Today, the new technology of gene editing is emerging as a real option in facing some of our world’s biggest challenges in food production, medicine, conservation and climate change, according to the CEO of Plant & Food Research in New Zealand, David Hughes.
In a recent article published on Stuff, he says: “The Institute I lead, Plant & Food Research, has committed our science to helping New Zealand’s agri-food sector deliver the best quality foods from the world’s most sustainable production systems. We believe gene editing can help us meet that commitment.”
Hughes points out that Plant & Food Research breeds only 100 per cent GM-free fruit, vegetables and grains. “We have never developed GM foods for commercial use and industry does not fund us to do so. Yet our discovery-focused teams routinely use gene technologies to further our knowledge.”
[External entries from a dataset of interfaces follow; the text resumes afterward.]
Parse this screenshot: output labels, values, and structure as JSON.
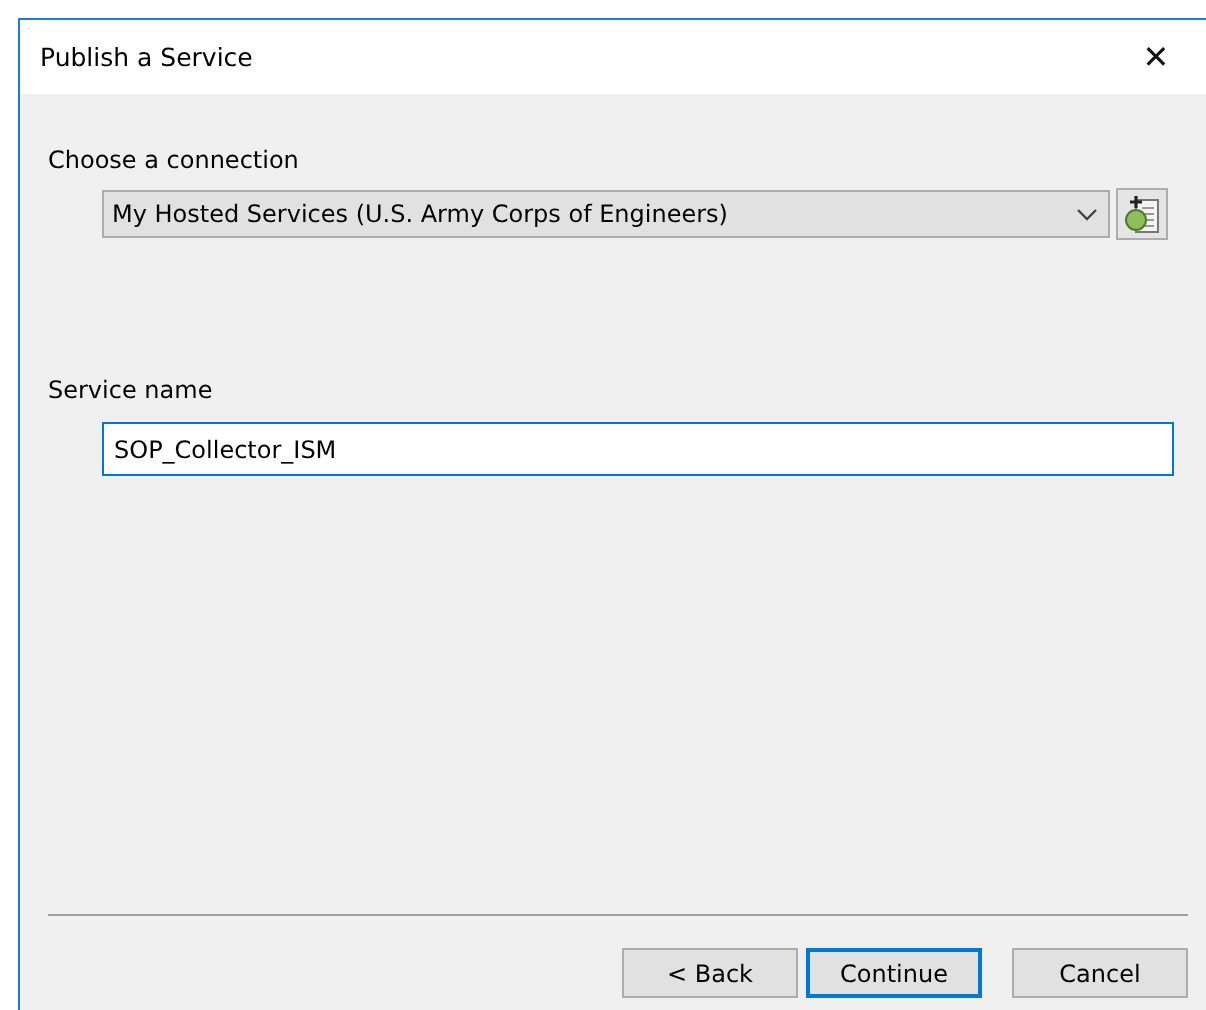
{
  "window": {
    "title": "Publish a Service",
    "close": "✕"
  },
  "connection": {
    "label": "Choose a connection",
    "value": "My Hosted Services (U.S. Army Corps of Engineers)"
  },
  "service_name": {
    "label": "Service name",
    "value": "SOP_Collector_ISM",
    "focused": true
  },
  "buttons": [
    {
      "label": "< Back",
      "default": false
    },
    {
      "label": "Continue",
      "default": true
    },
    {
      "label": "Cancel",
      "default": false
    }
  ]
}
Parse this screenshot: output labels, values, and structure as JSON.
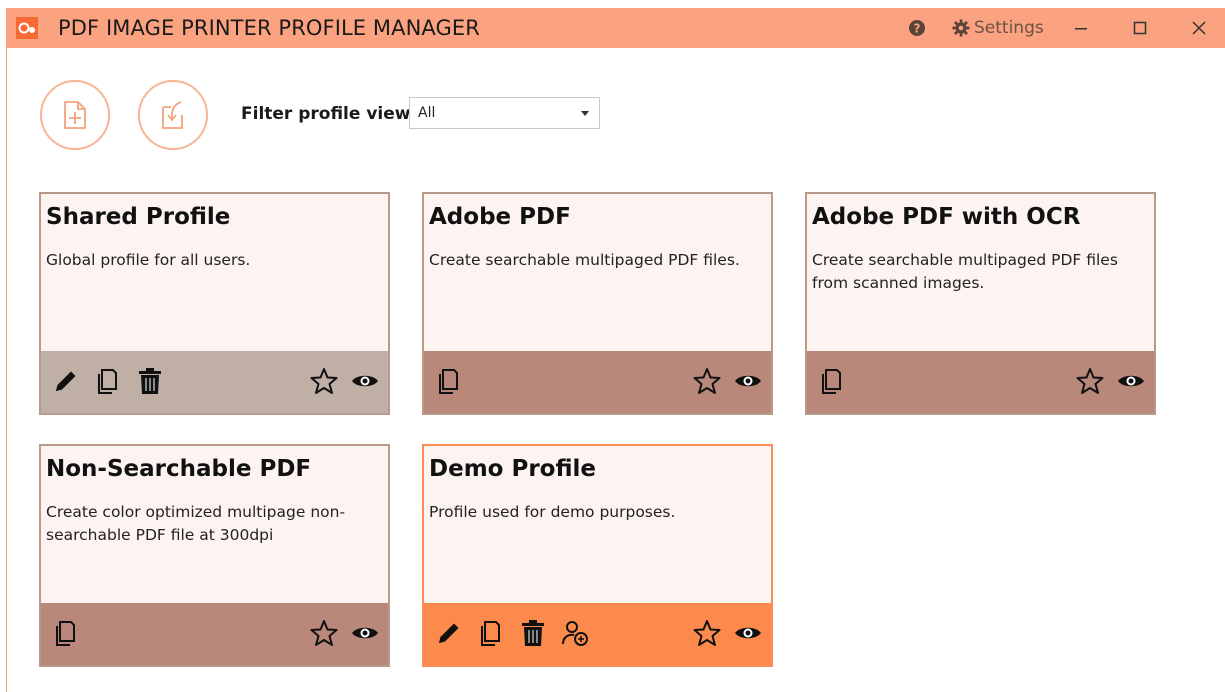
{
  "window": {
    "title": "PDF IMAGE PRINTER PROFILE MANAGER",
    "settings_label": "Settings"
  },
  "toolbar": {
    "filter_label": "Filter profile views",
    "filter_value": "All"
  },
  "profiles": [
    {
      "title": "Shared Profile",
      "description": "Global profile for all users."
    },
    {
      "title": "Adobe PDF",
      "description": "Create searchable multipaged PDF files."
    },
    {
      "title": "Adobe PDF with OCR",
      "description": "Create searchable multipaged PDF files from scanned images."
    },
    {
      "title": "Non-Searchable PDF",
      "description": "Create color optimized multipage non-searchable PDF file at 300dpi"
    },
    {
      "title": "Demo Profile",
      "description": "Profile used for demo purposes."
    }
  ],
  "colors": {
    "titlebar": "#fba381",
    "card_background": "#fdf4f1",
    "footer_default": "#b9887a",
    "footer_shared": "#c0afa5",
    "footer_selected": "#fd8a4d",
    "accent_border": "#f6b594"
  },
  "icons": {
    "edit": "pencil-icon",
    "copy": "copy-icon",
    "delete": "trash-icon",
    "favorite": "star-icon",
    "view": "eye-icon",
    "share": "user-share-icon",
    "new_profile": "new-document-icon",
    "import_profile": "import-icon"
  }
}
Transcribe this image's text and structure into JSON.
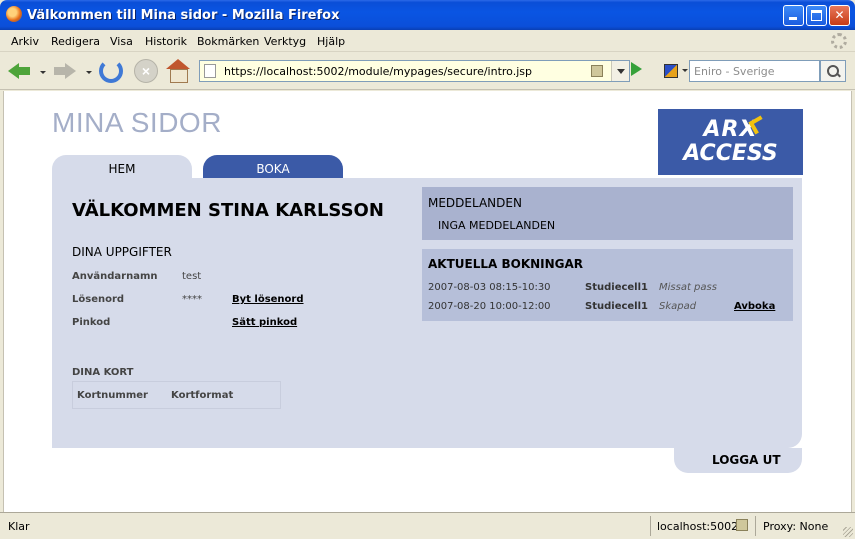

He says Plant & Food Research scientists have learned that gene editing can help achieve traditional breeding targets around sustainability and nutrition much faster.
“That means consumers get more healthy whole foods sooner. Growers gain greater ability to fight pests, cut chemicals and delight the global market with innovative new products. Communities get options to keep their horticulture sector thriving in the face of climate change and pressure on the environment.”
Let’s be clear about why we need a new conversation, not a re-run of the “GM Debate”, Hughes says.